→ **ABOUT THIS EXERCISE**: Repeat the data that follows, keeping every character intact.

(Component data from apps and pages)
_ _ _ _ _

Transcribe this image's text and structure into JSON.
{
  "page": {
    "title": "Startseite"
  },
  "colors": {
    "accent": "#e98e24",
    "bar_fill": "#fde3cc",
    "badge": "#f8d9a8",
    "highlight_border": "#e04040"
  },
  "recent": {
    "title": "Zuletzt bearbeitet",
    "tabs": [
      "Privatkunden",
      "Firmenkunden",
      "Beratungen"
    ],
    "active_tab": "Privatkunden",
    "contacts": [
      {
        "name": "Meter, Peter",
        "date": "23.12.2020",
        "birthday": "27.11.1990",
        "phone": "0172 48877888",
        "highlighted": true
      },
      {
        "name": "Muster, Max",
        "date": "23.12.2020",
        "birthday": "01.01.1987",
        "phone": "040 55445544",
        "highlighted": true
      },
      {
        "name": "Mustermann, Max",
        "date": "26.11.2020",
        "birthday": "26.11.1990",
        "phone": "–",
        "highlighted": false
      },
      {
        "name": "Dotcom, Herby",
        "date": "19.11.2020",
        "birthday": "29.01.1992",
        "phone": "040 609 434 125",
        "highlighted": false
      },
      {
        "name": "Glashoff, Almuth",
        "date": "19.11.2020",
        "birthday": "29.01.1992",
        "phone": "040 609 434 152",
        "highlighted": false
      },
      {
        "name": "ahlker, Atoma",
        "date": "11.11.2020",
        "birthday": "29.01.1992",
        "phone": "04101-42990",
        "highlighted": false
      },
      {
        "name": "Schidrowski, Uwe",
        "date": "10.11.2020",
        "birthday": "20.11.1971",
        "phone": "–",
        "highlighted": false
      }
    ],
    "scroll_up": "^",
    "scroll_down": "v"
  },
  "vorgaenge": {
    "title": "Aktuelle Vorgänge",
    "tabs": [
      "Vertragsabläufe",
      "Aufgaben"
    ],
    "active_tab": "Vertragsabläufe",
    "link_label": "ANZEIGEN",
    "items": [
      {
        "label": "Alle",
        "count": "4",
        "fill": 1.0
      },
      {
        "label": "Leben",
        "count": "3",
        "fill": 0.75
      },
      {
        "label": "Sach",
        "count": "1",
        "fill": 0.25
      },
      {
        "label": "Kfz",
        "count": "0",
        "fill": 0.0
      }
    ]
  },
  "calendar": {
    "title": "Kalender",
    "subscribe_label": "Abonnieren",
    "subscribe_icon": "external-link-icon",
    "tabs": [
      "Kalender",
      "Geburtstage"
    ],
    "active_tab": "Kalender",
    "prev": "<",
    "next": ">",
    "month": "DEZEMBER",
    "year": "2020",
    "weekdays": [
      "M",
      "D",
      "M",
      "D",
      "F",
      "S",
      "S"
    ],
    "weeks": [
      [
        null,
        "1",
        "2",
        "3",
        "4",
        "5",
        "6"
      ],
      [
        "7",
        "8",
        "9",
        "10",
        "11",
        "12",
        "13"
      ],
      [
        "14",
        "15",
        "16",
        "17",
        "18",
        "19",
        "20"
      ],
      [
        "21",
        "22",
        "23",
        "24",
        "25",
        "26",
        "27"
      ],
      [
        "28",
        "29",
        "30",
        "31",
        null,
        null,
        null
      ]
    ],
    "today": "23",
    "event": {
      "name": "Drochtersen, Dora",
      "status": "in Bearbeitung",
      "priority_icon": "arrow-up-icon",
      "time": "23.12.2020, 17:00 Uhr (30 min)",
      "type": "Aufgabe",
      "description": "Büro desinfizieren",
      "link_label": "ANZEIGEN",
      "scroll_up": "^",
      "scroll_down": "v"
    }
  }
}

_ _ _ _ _

→ **RESULT**:
Transcribe this image's text and structure into JSON.
{
  "page": {
    "title": "Startseite"
  },
  "colors": {
    "accent": "#e98e24",
    "bar_fill": "#fde3cc",
    "badge": "#f8d9a8",
    "highlight_border": "#e04040"
  },
  "recent": {
    "title": "Zuletzt bearbeitet",
    "tabs": [
      "Privatkunden",
      "Firmenkunden",
      "Beratungen"
    ],
    "active_tab": "Privatkunden",
    "contacts": [
      {
        "name": "Meter, Peter",
        "date": "23.12.2020",
        "birthday": "27.11.1990",
        "phone": "0172 48877888",
        "highlighted": true
      },
      {
        "name": "Muster, Max",
        "date": "23.12.2020",
        "birthday": "01.01.1987",
        "phone": "040 55445544",
        "highlighted": true
      },
      {
        "name": "Mustermann, Max",
        "date": "26.11.2020",
        "birthday": "26.11.1990",
        "phone": "–",
        "highlighted": false
      },
      {
        "name": "Dotcom, Herby",
        "date": "19.11.2020",
        "birthday": "29.01.1992",
        "phone": "040 609 434 125",
        "highlighted": false
      },
      {
        "name": "Glashoff, Almuth",
        "date": "19.11.2020",
        "birthday": "29.01.1992",
        "phone": "040 609 434 152",
        "highlighted": false
      },
      {
        "name": "ahlker, Atoma",
        "date": "11.11.2020",
        "birthday": "29.01.1992",
        "phone": "04101-42990",
        "highlighted": false
      },
      {
        "name": "Schidrowski, Uwe",
        "date": "10.11.2020",
        "birthday": "20.11.1971",
        "phone": "–",
        "highlighted": false
      }
    ],
    "scroll_up": "^",
    "scroll_down": "v"
  },
  "vorgaenge": {
    "title": "Aktuelle Vorgänge",
    "tabs": [
      "Vertragsabläufe",
      "Aufgaben"
    ],
    "active_tab": "Vertragsabläufe",
    "link_label": "ANZEIGEN",
    "items": [
      {
        "label": "Alle",
        "count": "4",
        "fill": 1.0
      },
      {
        "label": "Leben",
        "count": "3",
        "fill": 0.75
      },
      {
        "label": "Sach",
        "count": "1",
        "fill": 0.25
      },
      {
        "label": "Kfz",
        "count": "0",
        "fill": 0.0
      }
    ]
  },
  "calendar": {
    "title": "Kalender",
    "subscribe_label": "Abonnieren",
    "subscribe_icon": "external-link-icon",
    "tabs": [
      "Kalender",
      "Geburtstage"
    ],
    "active_tab": "Kalender",
    "prev": "<",
    "next": ">",
    "month": "DEZEMBER",
    "year": "2020",
    "weekdays": [
      "M",
      "D",
      "M",
      "D",
      "F",
      "S",
      "S"
    ],
    "weeks": [
      [
        null,
        "1",
        "2",
        "3",
        "4",
        "5",
        "6"
      ],
      [
        "7",
        "8",
        "9",
        "10",
        "11",
        "12",
        "13"
      ],
      [
        "14",
        "15",
        "16",
        "17",
        "18",
        "19",
        "20"
      ],
      [
        "21",
        "22",
        "23",
        "24",
        "25",
        "26",
        "27"
      ],
      [
        "28",
        "29",
        "30",
        "31",
        null,
        null,
        null
      ]
    ],
    "today": "23",
    "event": {
      "name": "Drochtersen, Dora",
      "status": "in Bearbeitung",
      "priority_icon": "arrow-up-icon",
      "time": "23.12.2020, 17:00 Uhr (30 min)",
      "type": "Aufgabe",
      "description": "Büro desinfizieren",
      "link_label": "ANZEIGEN",
      "scroll_up": "^",
      "scroll_down": "v"
    }
  }
}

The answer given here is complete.